Extracted data entries
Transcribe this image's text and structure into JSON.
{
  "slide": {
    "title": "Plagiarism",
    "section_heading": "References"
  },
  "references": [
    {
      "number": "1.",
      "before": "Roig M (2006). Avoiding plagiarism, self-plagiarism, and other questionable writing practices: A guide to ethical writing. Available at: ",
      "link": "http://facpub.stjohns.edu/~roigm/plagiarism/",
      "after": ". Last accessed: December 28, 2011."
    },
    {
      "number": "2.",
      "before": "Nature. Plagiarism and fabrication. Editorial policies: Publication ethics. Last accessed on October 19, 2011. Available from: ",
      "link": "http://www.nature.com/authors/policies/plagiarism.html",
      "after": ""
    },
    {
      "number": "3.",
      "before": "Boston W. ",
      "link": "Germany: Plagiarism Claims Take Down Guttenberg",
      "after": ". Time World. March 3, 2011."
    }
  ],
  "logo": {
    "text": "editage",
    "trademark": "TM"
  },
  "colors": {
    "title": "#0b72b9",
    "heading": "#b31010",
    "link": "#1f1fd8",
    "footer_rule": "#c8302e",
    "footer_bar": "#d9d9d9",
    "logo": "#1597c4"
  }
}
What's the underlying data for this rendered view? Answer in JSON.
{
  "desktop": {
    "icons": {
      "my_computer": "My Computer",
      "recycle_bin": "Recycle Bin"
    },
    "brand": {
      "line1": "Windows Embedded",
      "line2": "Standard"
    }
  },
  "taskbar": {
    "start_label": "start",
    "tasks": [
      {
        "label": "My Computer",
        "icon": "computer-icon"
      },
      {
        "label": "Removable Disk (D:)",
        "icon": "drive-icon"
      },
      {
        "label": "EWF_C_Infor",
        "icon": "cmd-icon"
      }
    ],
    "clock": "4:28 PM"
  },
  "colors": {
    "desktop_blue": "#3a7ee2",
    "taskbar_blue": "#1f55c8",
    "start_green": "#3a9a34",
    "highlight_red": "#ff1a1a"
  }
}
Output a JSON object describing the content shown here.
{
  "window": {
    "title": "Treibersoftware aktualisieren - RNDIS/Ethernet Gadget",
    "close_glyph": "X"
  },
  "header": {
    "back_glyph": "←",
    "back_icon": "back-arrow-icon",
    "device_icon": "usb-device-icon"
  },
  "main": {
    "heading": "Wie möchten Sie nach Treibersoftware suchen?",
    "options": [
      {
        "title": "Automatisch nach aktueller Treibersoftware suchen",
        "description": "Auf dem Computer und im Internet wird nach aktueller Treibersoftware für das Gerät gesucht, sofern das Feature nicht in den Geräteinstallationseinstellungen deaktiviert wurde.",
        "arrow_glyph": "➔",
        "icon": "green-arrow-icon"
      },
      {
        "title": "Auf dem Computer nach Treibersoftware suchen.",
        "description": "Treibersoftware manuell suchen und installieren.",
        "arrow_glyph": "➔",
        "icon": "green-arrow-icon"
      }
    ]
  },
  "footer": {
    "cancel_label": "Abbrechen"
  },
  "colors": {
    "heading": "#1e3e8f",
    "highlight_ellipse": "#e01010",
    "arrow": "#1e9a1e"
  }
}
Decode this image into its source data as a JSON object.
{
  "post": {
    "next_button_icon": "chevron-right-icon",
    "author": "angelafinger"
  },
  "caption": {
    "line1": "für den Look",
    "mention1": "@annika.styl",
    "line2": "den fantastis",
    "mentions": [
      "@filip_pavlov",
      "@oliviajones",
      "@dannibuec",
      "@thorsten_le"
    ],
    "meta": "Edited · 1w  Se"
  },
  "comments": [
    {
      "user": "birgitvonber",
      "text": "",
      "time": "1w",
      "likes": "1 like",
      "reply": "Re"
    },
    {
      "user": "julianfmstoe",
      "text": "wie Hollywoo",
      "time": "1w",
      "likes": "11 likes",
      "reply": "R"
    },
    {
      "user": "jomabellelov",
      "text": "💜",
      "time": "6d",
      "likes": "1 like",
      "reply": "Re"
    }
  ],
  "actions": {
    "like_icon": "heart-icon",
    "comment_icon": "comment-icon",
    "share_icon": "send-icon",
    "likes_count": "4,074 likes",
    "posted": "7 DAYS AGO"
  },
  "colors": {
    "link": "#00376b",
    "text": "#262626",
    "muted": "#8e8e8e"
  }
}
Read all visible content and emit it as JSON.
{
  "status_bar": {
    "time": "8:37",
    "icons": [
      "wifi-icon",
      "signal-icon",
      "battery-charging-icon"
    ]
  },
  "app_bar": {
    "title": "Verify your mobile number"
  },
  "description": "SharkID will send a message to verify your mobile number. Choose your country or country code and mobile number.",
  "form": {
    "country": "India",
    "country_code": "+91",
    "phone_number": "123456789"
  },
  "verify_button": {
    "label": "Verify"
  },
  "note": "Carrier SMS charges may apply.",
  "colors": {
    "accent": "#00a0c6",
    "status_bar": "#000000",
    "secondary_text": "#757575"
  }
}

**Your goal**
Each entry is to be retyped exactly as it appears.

**Exercise response**
Transcribe this image's text and structure into JSON.
{
  "slide": {
    "title": "Plagiarism",
    "section_heading": "References"
  },
  "references": [
    {
      "number": "1.",
      "before": "Roig M (2006). Avoiding plagiarism, self-plagiarism, and other questionable writing practices: A guide to ethical writing. Available at: ",
      "link": "http://facpub.stjohns.edu/~roigm/plagiarism/",
      "after": ". Last accessed: December 28, 2011."
    },
    {
      "number": "2.",
      "before": "Nature. Plagiarism and fabrication. Editorial policies: Publication ethics. Last accessed on October 19, 2011. Available from: ",
      "link": "http://www.nature.com/authors/policies/plagiarism.html",
      "after": ""
    },
    {
      "number": "3.",
      "before": "Boston W. ",
      "link": "Germany: Plagiarism Claims Take Down Guttenberg",
      "after": ". Time World. March 3, 2011."
    }
  ],
  "logo": {
    "text": "editage",
    "trademark": "TM"
  },
  "colors": {
    "title": "#0b72b9",
    "heading": "#b31010",
    "link": "#1f1fd8",
    "footer_rule": "#c8302e",
    "footer_bar": "#d9d9d9",
    "logo": "#1597c4"
  }
}
What's the underlying data for this rendered view? Answer in JSON.
{
  "desktop": {
    "icons": {
      "my_computer": "My Computer",
      "recycle_bin": "Recycle Bin"
    },
    "brand": {
      "line1": "Windows Embedded",
      "line2": "Standard"
    }
  },
  "taskbar": {
    "start_label": "start",
    "tasks": [
      {
        "label": "My Computer",
        "icon": "computer-icon"
      },
      {
        "label": "Removable Disk (D:)",
        "icon": "drive-icon"
      },
      {
        "label": "EWF_C_Infor",
        "icon": "cmd-icon"
      }
    ],
    "clock": "4:28 PM"
  },
  "colors": {
    "desktop_blue": "#3a7ee2",
    "taskbar_blue": "#1f55c8",
    "start_green": "#3a9a34",
    "highlight_red": "#ff1a1a"
  }
}
Output a JSON object describing the content shown here.
{
  "window": {
    "title": "Treibersoftware aktualisieren - RNDIS/Ethernet Gadget",
    "close_glyph": "X"
  },
  "header": {
    "back_glyph": "←",
    "back_icon": "back-arrow-icon",
    "device_icon": "usb-device-icon"
  },
  "main": {
    "heading": "Wie möchten Sie nach Treibersoftware suchen?",
    "options": [
      {
        "title": "Automatisch nach aktueller Treibersoftware suchen",
        "description": "Auf dem Computer und im Internet wird nach aktueller Treibersoftware für das Gerät gesucht, sofern das Feature nicht in den Geräteinstallationseinstellungen deaktiviert wurde.",
        "arrow_glyph": "➔",
        "icon": "green-arrow-icon"
      },
      {
        "title": "Auf dem Computer nach Treibersoftware suchen.",
        "description": "Treibersoftware manuell suchen und installieren.",
        "arrow_glyph": "➔",
        "icon": "green-arrow-icon"
      }
    ]
  },
  "footer": {
    "cancel_label": "Abbrechen"
  },
  "colors": {
    "heading": "#1e3e8f",
    "highlight_ellipse": "#e01010",
    "arrow": "#1e9a1e"
  }
}
Decode this image into its source data as a JSON object.
{
  "post": {
    "next_button_icon": "chevron-right-icon",
    "author": "angelafinger"
  },
  "caption": {
    "line1": "für den Look",
    "mention1": "@annika.styl",
    "line2": "den fantastis",
    "mentions": [
      "@filip_pavlov",
      "@oliviajones",
      "@dannibuec",
      "@thorsten_le"
    ],
    "meta": "Edited · 1w  Se"
  },
  "comments": [
    {
      "user": "birgitvonber",
      "text": "",
      "time": "1w",
      "likes": "1 like",
      "reply": "Re"
    },
    {
      "user": "julianfmstoe",
      "text": "wie Hollywoo",
      "time": "1w",
      "likes": "11 likes",
      "reply": "R"
    },
    {
      "user": "jomabellelov",
      "text": "💜",
      "time": "6d",
      "likes": "1 like",
      "reply": "Re"
    }
  ],
  "actions": {
    "like_icon": "heart-icon",
    "comment_icon": "comment-icon",
    "share_icon": "send-icon",
    "likes_count": "4,074 likes",
    "posted": "7 DAYS AGO"
  },
  "colors": {
    "link": "#00376b",
    "text": "#262626",
    "muted": "#8e8e8e"
  }
}
Read all visible content and emit it as JSON.
{
  "status_bar": {
    "time": "8:37",
    "icons": [
      "wifi-icon",
      "signal-icon",
      "battery-charging-icon"
    ]
  },
  "app_bar": {
    "title": "Verify your mobile number"
  },
  "description": "SharkID will send a message to verify your mobile number. Choose your country or country code and mobile number.",
  "form": {
    "country": "India",
    "country_code": "+91",
    "phone_number": "123456789"
  },
  "verify_button": {
    "label": "Verify"
  },
  "note": "Carrier SMS charges may apply.",
  "colors": {
    "accent": "#00a0c6",
    "status_bar": "#000000",
    "secondary_text": "#757575"
  }
}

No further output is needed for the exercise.